Gaz de France has said it is not going to change the terms of its planned merger with French utility company Suez, ignoring protests from Suez investors that they are not being offered enough for their shares. Chairman and chief executive Jean-Francois Cirelli said he sees no reason to change the one-for-one share exchange parity. He spoke as the state-controlled gas giant reported first-half net profit of 1.7 billion euros, up 44% from a year earlier. The company has 53,000 employees, many of whom were on strike and on the streets of French cities on Tuesday in protest against the merger. They have widespread public support. Only 12% of the French people believe GDF should be fully privatised, with 43% favourable on condition the government retains a majority stake, according to the latest opinion poll.
Bernard Thibault, head of the CGT trade union said: “We have a government which is behaving like its playing a game of Monopoly, where the idea is to jockey for the best financial position and make the greatest possible profits. As a result, we’re going to be completely dependent on private businesses which will use the limited energy resources to justify higher prices and inevitably the customers will be the big losers from this.”

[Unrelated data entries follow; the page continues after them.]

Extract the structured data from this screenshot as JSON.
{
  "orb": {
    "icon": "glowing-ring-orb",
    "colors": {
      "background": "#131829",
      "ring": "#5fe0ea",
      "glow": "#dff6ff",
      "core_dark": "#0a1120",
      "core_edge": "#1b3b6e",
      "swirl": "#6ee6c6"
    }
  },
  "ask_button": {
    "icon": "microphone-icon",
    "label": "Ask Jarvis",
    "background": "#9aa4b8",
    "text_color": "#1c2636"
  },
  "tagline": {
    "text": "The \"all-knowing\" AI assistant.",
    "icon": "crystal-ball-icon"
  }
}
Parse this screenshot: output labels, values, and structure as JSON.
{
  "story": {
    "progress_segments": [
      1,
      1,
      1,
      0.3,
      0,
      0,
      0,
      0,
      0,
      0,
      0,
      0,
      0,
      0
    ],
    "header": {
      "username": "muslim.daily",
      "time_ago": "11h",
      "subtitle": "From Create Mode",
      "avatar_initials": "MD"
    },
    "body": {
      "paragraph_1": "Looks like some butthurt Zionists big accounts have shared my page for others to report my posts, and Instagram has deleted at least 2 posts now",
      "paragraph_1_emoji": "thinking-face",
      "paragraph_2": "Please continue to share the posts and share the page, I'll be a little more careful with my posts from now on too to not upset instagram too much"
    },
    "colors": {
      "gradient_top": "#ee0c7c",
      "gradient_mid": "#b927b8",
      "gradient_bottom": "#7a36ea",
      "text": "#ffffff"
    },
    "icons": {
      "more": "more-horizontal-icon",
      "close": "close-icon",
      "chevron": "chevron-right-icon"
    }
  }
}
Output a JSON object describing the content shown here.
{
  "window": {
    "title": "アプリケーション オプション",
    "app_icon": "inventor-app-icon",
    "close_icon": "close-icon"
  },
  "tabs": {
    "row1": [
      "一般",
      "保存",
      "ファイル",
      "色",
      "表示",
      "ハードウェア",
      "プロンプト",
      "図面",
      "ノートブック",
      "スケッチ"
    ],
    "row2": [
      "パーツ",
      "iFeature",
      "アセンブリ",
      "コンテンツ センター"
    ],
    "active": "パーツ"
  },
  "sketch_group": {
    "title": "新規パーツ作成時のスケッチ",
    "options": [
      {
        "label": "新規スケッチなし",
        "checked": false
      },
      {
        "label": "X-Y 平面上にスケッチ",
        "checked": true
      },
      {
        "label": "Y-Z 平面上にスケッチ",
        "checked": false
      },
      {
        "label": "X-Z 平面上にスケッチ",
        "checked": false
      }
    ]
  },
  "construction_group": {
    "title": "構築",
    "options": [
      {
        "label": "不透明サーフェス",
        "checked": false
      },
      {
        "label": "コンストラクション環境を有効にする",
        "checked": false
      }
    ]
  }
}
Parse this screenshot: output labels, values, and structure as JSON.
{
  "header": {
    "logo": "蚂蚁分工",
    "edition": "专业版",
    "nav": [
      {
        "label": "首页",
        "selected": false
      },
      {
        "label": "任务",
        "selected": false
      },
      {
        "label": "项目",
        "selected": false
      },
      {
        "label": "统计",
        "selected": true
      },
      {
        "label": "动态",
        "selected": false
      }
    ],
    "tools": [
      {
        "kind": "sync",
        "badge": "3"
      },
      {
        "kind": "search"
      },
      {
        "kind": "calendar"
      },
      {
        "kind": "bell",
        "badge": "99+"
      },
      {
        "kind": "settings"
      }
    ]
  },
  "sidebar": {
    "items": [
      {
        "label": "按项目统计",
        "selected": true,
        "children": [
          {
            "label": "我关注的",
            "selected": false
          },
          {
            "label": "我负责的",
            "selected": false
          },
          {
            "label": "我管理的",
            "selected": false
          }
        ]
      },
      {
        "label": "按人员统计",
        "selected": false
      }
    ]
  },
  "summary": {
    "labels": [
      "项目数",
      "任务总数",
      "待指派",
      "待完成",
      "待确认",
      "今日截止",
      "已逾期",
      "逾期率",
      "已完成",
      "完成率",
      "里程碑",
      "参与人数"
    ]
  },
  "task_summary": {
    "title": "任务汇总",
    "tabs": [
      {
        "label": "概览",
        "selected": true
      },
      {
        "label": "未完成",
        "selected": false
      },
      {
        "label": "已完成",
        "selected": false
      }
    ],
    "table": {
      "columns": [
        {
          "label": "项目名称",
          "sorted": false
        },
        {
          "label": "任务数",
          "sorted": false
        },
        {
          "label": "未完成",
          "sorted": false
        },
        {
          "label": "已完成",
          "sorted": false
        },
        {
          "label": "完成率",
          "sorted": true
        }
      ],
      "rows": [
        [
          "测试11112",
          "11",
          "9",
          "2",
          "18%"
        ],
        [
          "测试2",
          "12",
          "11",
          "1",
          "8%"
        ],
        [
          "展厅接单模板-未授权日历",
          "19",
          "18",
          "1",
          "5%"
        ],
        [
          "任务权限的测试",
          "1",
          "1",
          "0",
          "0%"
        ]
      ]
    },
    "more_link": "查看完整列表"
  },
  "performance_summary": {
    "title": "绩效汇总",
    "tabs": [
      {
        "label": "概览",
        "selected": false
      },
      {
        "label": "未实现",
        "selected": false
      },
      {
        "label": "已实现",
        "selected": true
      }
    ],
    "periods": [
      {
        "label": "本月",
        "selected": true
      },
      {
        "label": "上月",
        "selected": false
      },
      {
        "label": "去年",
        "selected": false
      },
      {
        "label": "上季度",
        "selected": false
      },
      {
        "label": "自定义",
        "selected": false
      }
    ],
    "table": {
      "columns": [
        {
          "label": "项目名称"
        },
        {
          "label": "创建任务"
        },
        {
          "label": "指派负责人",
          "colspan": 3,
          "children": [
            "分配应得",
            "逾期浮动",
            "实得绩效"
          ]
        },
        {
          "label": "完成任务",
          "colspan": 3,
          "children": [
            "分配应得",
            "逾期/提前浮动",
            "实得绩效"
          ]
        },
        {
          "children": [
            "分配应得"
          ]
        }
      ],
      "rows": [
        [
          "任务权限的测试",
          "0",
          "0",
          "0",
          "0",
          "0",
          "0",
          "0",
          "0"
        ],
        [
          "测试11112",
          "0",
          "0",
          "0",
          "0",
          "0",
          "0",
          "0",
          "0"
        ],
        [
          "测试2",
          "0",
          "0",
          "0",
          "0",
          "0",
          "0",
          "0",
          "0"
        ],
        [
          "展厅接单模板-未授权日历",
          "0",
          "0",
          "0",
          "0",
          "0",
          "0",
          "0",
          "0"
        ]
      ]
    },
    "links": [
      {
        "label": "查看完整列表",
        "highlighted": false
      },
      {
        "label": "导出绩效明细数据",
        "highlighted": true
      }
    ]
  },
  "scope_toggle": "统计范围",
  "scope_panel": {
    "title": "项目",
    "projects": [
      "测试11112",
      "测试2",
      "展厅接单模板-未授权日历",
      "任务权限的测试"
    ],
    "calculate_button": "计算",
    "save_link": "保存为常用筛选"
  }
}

The government has proposed cutting the state’s holding in GDF from some 80% to 34% but is struggling for the political support in parliament to pass a bill to allow that to happen. Gaz de France said the merger is necessary so it can be strong in a consolidating European energy market, to meet future investment needs and to better negotiate gas supply deals.